» **Assignment**
Only the lines holding "number" are wanted. Copy every one from the records below.

» **Data listing**
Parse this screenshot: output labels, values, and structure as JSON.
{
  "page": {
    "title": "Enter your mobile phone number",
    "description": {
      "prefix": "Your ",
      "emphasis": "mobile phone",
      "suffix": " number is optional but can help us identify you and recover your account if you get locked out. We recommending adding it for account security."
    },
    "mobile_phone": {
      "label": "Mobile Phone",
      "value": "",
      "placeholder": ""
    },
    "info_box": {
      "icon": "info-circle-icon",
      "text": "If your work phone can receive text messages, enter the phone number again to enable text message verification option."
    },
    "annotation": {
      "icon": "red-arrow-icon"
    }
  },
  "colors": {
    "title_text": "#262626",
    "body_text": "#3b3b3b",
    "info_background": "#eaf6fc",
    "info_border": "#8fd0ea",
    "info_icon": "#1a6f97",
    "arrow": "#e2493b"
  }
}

» **Solution to the exercise**
    "title": "Enter your mobile phone number",
      "suffix": " number is optional but can help us identify you and recover your account if you get locked out. We recommending adding it for account security."
      "text": "If your work phone can receive text messages, enter the phone number again to enable text message verification option."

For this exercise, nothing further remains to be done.